You can find 1 different repair/service/workshop manuals for the Chrysler Town and Country on this page that are in the PDF format, totally free of charge.
The years available stretch from 1999 through to 1999 and to view the manual you just click the name.
About The Chrysler Town and Country
The first Town and Country minivan to be produced by Chrysler hit the roads in 1990.
It was brought in to replace the station wagon version of the car by the same name which had fallen out of style.
Chrysler wanted to take advantage of the recent boom in minivan sales as did many other American automakers and used this already existing nameplate.
It was eventually replaced by the Pacifica, a minivan that bore a lot of resemblance to a crossover SUV, a type of car that has become a lot more popular over the last two decades.
The Pacifica took over from the Town and Country in 2016, it also led to the retirement of the Dodge Caravan and Grand Caravan from its sister company in the following years too.

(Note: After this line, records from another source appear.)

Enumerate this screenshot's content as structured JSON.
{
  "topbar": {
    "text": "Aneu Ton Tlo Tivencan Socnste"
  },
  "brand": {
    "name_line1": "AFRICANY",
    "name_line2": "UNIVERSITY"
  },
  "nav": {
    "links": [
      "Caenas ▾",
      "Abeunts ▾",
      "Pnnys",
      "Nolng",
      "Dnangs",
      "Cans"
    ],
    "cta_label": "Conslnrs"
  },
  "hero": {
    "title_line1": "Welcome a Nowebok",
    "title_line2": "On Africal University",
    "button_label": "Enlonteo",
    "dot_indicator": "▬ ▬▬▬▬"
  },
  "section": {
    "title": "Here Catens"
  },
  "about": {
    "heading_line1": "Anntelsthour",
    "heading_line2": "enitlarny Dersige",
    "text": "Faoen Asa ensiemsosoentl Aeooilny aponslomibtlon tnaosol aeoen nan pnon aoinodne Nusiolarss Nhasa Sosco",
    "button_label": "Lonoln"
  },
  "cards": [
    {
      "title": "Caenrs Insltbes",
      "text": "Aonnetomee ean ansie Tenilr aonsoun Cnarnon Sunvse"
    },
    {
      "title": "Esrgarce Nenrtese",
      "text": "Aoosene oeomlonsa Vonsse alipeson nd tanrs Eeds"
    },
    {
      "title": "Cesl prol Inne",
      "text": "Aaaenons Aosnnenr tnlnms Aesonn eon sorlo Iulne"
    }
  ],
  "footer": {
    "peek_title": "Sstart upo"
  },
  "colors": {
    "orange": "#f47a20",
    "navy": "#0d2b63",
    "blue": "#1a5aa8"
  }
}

For the first three generations, the Town and Country were produced in the United States (Missouri) but when the car entered its fourth generation production was moved to Taiwan and Canada.
First Generation Town and Country
The original models of the car were introduced using the S platform that was shared with the Dodge Caravan and Plymouth Voyager.
This use of the S platform would only last for one model year before it was redesigned and the minivan would then move onto another.
Second Generation Town and Country
For the 1991 model year, the second-generation Town and Country was built on a new AS platform derived from the K platform.
Buyers had the choice of one of two engines (both being V6s) fed through a 4-speed automatic transmission.
It had the engine in the front driving the front wheels or all four wheels if the customer decided to upgrade to that drivetrain.
Inside the car were leather seats and a woodgrain dashboard with a premium sound system available as standard.
Third Generation Town and Country
In 1996 the new third-generation model entered showrooms and again the platform had changed to the NS which featured many firsts for the auto industry.
These new Town and Country models had a driver’s side sliding door and a seat management system called Easy Out Roller Seats that allowed massive customization.
Buyers could choose a short-wheelbase version of the minivan for the first time that was roughly 5-inches shorter.
Engine and transmission options were exactly the same as before but with improved power output and fuel economy.
Fourth Generation Town and Country
2001 spelled the year for the introduction of the fifth-generation Town and Country, with the short-wheelbase version being split off into its own nameplate, the Voyager.
Chrysler chucked a lot more of the safety features into the car as standard options to help improve the fire safety score.
It only helped marginally as the scores were zero out of 5 stars for pedestrians, 1.5 out of 5 stars for children occupants but 4 out of 5 stars for adult occupants.
Engine and transmission options stayed the same once again but with slight improvements to them.
Fifth Generation Town and Country
The final generation of the Town and Country came in during the 2008 model year, a difficult time for the auto industry.
It was only available as a long-wheelbase and was packed full of features to help it compete against the mass of minivans coming in from Japanese manufacturers.
Chrylser exported this model across the world under various names such as Chrysler Grand Voyager and as the Lancia Voyager.
The company also expanded out the engine choices for the first time to include a diesel option for several markets (such as Europe).
A 6-speed automatic transmission was added to the order sheet for the first time also but no four-wheel-drive option was offered.
Safety was massively improved with the 2010 model scoring a near-perfect score with NHTSA, falling over with 4 out of 5 stars for rollover only.